The U.S. Navy Third Class sailor said he was on a Landing Craft Support (LCS) in the Lingayen Gulf in the Philippines practicing maneuvers for an invasion against Japan. He said they weren’t yet notified about the atomic bombs.
“The first thing that came to mind was after two years in the Pacific, now I can go home,” said Nadeau.
Pearl Harbor survivor, retired U.S. Navy Petty Chief Officer Stu Hedley, said he was on picket duty off Okinawa and remembers his ship erupting in cheers and it looking like the Fourth of July.
“The lights went on all over the ship.
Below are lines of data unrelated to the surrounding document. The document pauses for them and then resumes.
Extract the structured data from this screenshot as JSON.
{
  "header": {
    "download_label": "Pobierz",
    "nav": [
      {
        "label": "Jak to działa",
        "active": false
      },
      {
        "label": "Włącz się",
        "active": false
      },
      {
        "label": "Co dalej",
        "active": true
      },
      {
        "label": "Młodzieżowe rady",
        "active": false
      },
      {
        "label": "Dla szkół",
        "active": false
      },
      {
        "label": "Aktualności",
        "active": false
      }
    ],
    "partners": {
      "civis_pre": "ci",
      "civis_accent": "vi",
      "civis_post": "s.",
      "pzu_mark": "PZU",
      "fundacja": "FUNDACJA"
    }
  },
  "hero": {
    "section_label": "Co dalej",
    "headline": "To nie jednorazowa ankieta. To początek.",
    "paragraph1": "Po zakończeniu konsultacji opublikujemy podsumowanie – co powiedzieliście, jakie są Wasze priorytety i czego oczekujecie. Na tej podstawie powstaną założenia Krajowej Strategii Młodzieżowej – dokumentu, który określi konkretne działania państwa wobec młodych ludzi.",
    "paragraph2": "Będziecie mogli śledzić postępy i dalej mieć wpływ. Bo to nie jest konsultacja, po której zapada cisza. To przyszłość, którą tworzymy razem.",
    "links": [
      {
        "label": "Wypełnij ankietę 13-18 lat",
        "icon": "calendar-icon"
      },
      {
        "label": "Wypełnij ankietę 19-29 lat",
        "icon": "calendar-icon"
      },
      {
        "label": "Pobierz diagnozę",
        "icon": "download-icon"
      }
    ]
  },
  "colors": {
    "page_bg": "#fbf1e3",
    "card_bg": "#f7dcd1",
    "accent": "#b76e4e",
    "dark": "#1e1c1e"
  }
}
Some of our fellows got machine guns and started shooting,” U.S. Navy WWII veteran Hedley.
Three and half years earlier Hedley was on the U.S.S. West Virginia in Pearl Harbor when it was bombed and torpedoed. He escaped but not without watching nearby destroyers explode killing his brothers. The now 98-year-old served 13 engagements including the deadly battle in Guadalcanal.
“We were elated by the fact that we weren't going to be fighting anymore,” said Hedley.
Stateside there was jubilation in American streets.
“It was such a relief. I can't tell you,” said Roberta "Randy" Tidmore, U.S.M.C WWII veteran.
Tidmore said she was driving garbage trucks at the Marine Depot in San Diego. She previously dropped out of college while studying nursing and became a Rosie the Riveter working to replace metal on B-26 planes.
“They told all of the women to stay on the base,” said Tidmore.
While Sept. 2, is the official day when Japan signed the papers to surrender, Aug. 14 in the U.S. is known as Victory Day over Japan.
“We don't have to worry we don't have to turn the lights out. We are going to be alright; we will be free,” said Tidmore.
It took months for the men to come home but that day is never forgotten.
“We wanted to go in, kick butt, win and come home and go on with our lives,” said Nadeau.
As the 75th-anniversary ceremony ended with "Taps," Hedley, unsteady on his feet, stood tall and proudly saluted the American flag, remembering the 407,000 American service members killed while fighting in the second deadliest war.
“It’s a remembrance of men that were willing to lay their life on the line to defend the freedom and the rights of our country,” said Hedley.